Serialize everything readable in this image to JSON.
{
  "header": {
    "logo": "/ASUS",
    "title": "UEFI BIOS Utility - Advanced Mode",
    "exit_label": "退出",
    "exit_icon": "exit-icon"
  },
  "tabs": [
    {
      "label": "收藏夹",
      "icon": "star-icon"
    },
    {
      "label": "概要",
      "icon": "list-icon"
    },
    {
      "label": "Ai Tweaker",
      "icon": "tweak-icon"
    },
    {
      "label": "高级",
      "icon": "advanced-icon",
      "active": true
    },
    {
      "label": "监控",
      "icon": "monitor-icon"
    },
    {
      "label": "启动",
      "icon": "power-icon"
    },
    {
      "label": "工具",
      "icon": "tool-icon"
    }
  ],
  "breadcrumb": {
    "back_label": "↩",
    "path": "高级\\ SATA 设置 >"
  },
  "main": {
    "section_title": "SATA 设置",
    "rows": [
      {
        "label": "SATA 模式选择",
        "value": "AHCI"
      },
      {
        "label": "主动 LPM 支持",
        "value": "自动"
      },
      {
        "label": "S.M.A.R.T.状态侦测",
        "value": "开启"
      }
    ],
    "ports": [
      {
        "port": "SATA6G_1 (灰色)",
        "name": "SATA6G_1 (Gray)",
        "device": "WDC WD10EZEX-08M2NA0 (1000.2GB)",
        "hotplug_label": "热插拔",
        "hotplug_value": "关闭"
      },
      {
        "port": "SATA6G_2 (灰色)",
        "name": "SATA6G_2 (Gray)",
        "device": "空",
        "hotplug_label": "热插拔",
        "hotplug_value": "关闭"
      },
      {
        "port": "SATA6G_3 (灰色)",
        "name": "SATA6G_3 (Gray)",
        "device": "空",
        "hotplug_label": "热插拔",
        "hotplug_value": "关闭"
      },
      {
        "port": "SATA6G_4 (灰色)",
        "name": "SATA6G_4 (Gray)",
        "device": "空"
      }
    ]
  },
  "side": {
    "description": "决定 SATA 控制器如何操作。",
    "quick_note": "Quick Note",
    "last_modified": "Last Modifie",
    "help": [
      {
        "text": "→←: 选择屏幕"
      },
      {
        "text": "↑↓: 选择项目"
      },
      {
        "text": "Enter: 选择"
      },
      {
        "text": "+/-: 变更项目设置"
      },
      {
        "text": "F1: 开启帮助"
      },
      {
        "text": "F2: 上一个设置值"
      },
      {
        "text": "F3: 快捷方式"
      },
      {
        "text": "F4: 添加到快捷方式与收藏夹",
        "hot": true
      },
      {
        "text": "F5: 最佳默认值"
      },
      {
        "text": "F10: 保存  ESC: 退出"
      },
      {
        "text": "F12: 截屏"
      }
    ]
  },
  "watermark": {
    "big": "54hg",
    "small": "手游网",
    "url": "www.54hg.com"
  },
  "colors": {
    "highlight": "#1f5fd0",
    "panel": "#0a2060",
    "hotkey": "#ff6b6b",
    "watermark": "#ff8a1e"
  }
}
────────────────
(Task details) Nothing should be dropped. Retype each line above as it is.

(Response to this task)
Serialize everything readable in this image to JSON.
{
  "header": {
    "logo": "/ASUS",
    "title": "UEFI BIOS Utility - Advanced Mode",
    "exit_label": "退出",
    "exit_icon": "exit-icon"
  },
  "tabs": [
    {
      "label": "收藏夹",
      "icon": "star-icon"
    },
    {
      "label": "概要",
      "icon": "list-icon"
    },
    {
      "label": "Ai Tweaker",
      "icon": "tweak-icon"
    },
    {
      "label": "高级",
      "icon": "advanced-icon",
      "active": true
    },
    {
      "label": "监控",
      "icon": "monitor-icon"
    },
    {
      "label": "启动",
      "icon": "power-icon"
    },
    {
      "label": "工具",
      "icon": "tool-icon"
    }
  ],
  "breadcrumb": {
    "back_label": "↩",
    "path": "高级\\ SATA 设置 >"
  },
  "main": {
    "section_title": "SATA 设置",
    "rows": [
      {
        "label": "SATA 模式选择",
        "value": "AHCI"
      },
      {
        "label": "主动 LPM 支持",
        "value": "自动"
      },
      {
        "label": "S.M.A.R.T.状态侦测",
        "value": "开启"
      }
    ],
    "ports": [
      {
        "port": "SATA6G_1 (灰色)",
        "name": "SATA6G_1 (Gray)",
        "device": "WDC WD10EZEX-08M2NA0 (1000.2GB)",
        "hotplug_label": "热插拔",
        "hotplug_value": "关闭"
      },
      {
        "port": "SATA6G_2 (灰色)",
        "name": "SATA6G_2 (Gray)",
        "device": "空",
        "hotplug_label": "热插拔",
        "hotplug_value": "关闭"
      },
      {
        "port": "SATA6G_3 (灰色)",
        "name": "SATA6G_3 (Gray)",
        "device": "空",
        "hotplug_label": "热插拔",
        "hotplug_value": "关闭"
      },
      {
        "port": "SATA6G_4 (灰色)",
        "name": "SATA6G_4 (Gray)",
        "device": "空"
      }
    ]
  },
  "side": {
    "description": "决定 SATA 控制器如何操作。",
    "quick_note": "Quick Note",
    "last_modified": "Last Modifie",
    "help": [
      {
        "text": "→←: 选择屏幕"
      },
      {
        "text": "↑↓: 选择项目"
      },
      {
        "text": "Enter: 选择"
      },
      {
        "text": "+/-: 变更项目设置"
      },
      {
        "text": "F1: 开启帮助"
      },
      {
        "text": "F2: 上一个设置值"
      },
      {
        "text": "F3: 快捷方式"
      },
      {
        "text": "F4: 添加到快捷方式与收藏夹",
        "hot": true
      },
      {
        "text": "F5: 最佳默认值"
      },
      {
        "text": "F10: 保存  ESC: 退出"
      },
      {
        "text": "F12: 截屏"
      }
    ]
  },
  "watermark": {
    "big": "54hg",
    "small": "手游网",
    "url": "www.54hg.com"
  },
  "colors": {
    "highlight": "#1f5fd0",
    "panel": "#0a2060",
    "hotkey": "#ff6b6b",
    "watermark": "#ff8a1e"
  }
}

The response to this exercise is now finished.